Brockman said the contract is only for a year, but an individual has the option of renewing the contract twice. She said she would probably consider renewing it after the first year.
“Most people are asked to stay if
they’ve done a good job. You could stay up to three years," she said.
Brockman will be assigned to the main office of the program in Takaya-ma, Japan. While in Japan, Brockman will travel to seven different schools teaching English to approximately 1,500 students.
“I’m going to be in the undeveloped part of Japan compared to what most people think of as Japan,” she said.
Brockman said her interest in joining the program began when she was in school because it sounded like a good opportunity and she had heard many people were able to pay off their student loans because of the higher salary paid in Japan. She said she is also excited about all the new people and culture she will encounter in Japan. She said part of the reason she is so excited about going to Japan in because she went to Belgium as an exchange student in high school, and loved it.
“I look forward to making lifetime friendships. I’m also excited about learning the culture and bringing it
back with me to use in my classroom in the United States,” said Brockman.
She went on to say that her love for languages made learning Japanese one of the most exciting things about the trip. “I don’t speak Japanese yet. I’m learning slowly," she said.
Any reservations or fears Brockman may have had are gone. She said she is busy getting ready to leave, but she’s not nervous at all.
“The more I learn about Japan, the more excited I get,” she said.
Brockman graduated from North Texas University with a degree in foreign languages, specifically, French and German.
She just got married and her husband plans to join her in Japan. She said he is hoping to teach English or guitar.
Brockman said individuals interested in applying for the program can get more information by calling the Japanese Embassy at (713) 652-2977. She said the only requirements are that the individual has graduated from college by the summer before the trip. The deadline for applying is December.
NBISD makes it easier for students to earn college credits
By DENISE DZIUK
The New Braunfels Independent School District took steps to help its students make a better transition from high school to college, by helping them earn college credits.
In a board of trustees meeting Tuesday, the NBISD board approved matriculation agreements with Palo Alto College, Southwest Texas State University, and St. Philips College. The district already has an agreement with San Antonio College.
The agreement is a contract between the two in which the high school offers classes which count as college credit, or for advanced placement at the college.
Debbie Fitsko, Administrative Assistant for Career, Technology, Community, and Adult Education, said an advantage of the agreement is that the student does not have to meet any prerequisites or pass a placement exam.
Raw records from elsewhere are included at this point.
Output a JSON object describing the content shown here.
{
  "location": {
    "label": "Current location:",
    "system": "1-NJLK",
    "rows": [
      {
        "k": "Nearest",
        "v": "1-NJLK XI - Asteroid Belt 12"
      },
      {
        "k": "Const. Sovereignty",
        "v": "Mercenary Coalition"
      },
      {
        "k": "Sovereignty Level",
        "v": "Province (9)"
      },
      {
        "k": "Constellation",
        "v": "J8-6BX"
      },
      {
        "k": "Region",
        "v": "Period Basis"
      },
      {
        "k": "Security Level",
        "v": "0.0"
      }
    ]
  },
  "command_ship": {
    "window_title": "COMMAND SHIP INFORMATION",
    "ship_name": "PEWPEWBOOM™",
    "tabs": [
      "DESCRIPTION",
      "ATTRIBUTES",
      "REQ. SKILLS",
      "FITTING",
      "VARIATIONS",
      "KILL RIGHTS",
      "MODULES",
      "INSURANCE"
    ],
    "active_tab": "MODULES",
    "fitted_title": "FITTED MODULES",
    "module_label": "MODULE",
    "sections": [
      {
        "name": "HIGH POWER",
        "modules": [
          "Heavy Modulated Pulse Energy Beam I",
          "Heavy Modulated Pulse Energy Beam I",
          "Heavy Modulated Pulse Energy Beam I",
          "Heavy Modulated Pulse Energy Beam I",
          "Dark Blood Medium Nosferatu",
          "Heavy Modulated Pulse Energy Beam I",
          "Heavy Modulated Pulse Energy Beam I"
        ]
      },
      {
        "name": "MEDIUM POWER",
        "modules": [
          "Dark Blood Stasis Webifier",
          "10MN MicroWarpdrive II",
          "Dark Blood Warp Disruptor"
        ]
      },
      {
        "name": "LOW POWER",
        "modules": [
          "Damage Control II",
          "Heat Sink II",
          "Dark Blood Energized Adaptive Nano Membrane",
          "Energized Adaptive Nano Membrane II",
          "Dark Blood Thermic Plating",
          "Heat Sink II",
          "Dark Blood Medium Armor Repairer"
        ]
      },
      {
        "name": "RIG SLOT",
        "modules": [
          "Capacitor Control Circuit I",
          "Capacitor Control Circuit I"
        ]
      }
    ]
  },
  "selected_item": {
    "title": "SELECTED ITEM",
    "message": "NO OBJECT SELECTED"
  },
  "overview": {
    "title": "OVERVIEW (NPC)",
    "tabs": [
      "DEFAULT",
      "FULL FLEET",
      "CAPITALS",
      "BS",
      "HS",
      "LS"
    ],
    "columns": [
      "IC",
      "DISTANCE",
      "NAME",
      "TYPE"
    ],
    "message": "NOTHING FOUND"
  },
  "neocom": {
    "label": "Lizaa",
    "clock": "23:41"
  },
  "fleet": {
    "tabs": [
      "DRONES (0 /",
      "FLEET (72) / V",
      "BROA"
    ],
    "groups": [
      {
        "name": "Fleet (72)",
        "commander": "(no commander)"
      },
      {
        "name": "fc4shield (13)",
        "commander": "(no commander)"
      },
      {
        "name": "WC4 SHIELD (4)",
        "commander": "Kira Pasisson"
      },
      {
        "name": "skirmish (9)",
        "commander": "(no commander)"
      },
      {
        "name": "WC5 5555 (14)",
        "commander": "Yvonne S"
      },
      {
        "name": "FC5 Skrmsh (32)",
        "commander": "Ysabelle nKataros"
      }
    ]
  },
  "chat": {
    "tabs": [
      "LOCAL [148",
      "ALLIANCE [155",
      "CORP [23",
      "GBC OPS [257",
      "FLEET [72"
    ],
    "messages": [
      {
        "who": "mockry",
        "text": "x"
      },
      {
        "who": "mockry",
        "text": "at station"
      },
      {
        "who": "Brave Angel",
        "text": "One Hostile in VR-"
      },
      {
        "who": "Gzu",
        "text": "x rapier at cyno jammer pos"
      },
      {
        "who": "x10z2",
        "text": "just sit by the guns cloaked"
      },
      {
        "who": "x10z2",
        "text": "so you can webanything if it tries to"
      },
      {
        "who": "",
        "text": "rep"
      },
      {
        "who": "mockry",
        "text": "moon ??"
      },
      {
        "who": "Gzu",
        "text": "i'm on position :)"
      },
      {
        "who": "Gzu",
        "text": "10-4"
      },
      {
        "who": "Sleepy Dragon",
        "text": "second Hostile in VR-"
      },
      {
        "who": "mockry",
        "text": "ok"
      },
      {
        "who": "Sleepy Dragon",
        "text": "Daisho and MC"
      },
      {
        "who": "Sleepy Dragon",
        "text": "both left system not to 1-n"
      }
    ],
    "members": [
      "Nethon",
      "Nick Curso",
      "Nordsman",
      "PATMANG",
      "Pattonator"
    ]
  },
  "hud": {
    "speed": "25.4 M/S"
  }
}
The classes are also offered at no cost to the student or the district.
The classes are very intense at the college level. A student is required to take two or three at the high school level to receive credit for one class at the college level, she said.
“A student may have to take three electives to get credit in one class.
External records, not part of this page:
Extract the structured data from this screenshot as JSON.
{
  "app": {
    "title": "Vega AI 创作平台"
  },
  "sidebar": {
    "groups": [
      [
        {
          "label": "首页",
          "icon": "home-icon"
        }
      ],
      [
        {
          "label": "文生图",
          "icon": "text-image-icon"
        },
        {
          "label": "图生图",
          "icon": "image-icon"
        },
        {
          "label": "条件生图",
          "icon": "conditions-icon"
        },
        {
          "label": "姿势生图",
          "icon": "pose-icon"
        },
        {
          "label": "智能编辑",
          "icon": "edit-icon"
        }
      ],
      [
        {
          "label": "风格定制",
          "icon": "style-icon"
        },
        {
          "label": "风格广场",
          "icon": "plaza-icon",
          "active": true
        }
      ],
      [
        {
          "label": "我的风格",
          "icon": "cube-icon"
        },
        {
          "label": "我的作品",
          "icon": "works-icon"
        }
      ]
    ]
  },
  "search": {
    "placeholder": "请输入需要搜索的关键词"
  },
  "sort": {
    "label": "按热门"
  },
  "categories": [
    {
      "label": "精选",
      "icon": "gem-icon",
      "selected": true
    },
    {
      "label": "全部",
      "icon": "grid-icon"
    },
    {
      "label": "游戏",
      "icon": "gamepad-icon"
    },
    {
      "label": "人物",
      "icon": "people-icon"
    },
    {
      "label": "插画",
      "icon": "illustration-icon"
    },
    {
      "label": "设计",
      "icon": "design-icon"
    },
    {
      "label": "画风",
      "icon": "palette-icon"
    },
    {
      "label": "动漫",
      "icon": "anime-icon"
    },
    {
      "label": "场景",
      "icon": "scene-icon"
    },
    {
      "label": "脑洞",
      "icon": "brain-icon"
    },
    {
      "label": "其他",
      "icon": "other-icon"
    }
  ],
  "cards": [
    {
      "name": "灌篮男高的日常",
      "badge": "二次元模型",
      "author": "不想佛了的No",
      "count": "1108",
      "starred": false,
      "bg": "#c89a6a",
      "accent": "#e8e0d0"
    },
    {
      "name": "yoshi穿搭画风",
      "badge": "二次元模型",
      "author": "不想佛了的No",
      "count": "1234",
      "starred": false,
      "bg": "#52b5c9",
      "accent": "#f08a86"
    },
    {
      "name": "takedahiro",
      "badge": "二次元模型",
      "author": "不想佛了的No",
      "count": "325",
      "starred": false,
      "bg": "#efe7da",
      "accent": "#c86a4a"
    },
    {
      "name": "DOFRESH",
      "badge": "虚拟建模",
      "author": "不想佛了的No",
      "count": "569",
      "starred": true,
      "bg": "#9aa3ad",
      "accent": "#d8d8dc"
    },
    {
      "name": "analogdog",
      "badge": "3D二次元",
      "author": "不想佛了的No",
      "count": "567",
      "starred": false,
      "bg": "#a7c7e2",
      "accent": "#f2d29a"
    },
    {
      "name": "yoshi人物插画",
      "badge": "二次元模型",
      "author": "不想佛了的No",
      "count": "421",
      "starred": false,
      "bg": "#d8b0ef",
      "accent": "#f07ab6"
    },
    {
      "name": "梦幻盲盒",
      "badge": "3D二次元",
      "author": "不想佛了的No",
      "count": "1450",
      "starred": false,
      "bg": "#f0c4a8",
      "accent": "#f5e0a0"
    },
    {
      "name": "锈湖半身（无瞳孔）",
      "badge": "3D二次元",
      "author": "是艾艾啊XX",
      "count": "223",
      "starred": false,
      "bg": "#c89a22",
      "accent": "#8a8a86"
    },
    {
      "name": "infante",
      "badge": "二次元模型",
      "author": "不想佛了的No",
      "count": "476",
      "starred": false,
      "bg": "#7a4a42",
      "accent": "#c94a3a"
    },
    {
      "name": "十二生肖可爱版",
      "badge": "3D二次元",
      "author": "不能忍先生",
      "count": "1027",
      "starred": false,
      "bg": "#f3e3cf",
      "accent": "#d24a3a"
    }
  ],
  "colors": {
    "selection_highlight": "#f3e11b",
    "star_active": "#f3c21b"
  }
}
Fitsko said the agreement with San Antonio College has been in place for about a year. She hopes future agreements can be made with more schools and in a wider variety of areas.
The agreements will allow students to receive credit in the areas of business technology, child development, agribusiness operations, office systems technology, allied health; office system technology, hospital management, and agriculture science.
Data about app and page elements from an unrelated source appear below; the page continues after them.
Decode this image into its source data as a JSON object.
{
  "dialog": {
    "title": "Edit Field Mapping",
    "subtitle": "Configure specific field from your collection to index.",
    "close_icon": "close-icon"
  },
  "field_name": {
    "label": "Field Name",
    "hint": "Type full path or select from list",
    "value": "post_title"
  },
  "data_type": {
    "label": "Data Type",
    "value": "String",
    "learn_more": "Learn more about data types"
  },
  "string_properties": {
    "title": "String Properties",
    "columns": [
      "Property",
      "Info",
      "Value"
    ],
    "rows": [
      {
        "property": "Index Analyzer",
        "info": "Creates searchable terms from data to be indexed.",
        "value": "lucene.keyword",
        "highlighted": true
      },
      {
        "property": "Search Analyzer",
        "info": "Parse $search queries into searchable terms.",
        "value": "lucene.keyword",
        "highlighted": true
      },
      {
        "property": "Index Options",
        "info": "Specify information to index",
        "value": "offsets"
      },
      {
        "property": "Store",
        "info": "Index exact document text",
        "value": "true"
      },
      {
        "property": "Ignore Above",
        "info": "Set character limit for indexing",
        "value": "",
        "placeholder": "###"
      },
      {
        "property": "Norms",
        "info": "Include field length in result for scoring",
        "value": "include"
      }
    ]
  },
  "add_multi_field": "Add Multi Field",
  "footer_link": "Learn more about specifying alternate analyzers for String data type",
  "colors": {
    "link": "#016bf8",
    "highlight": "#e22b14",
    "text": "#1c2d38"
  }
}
In other board business, the board approved the authorization to renew a contract with the New Braunfels Police Department. The district pays the police department $2,600, in exchange for narcotics, marijuana, and alcohol detection services, which includes canine searches.More lenient CISD policy on commencement participation is the right move. See Page 4.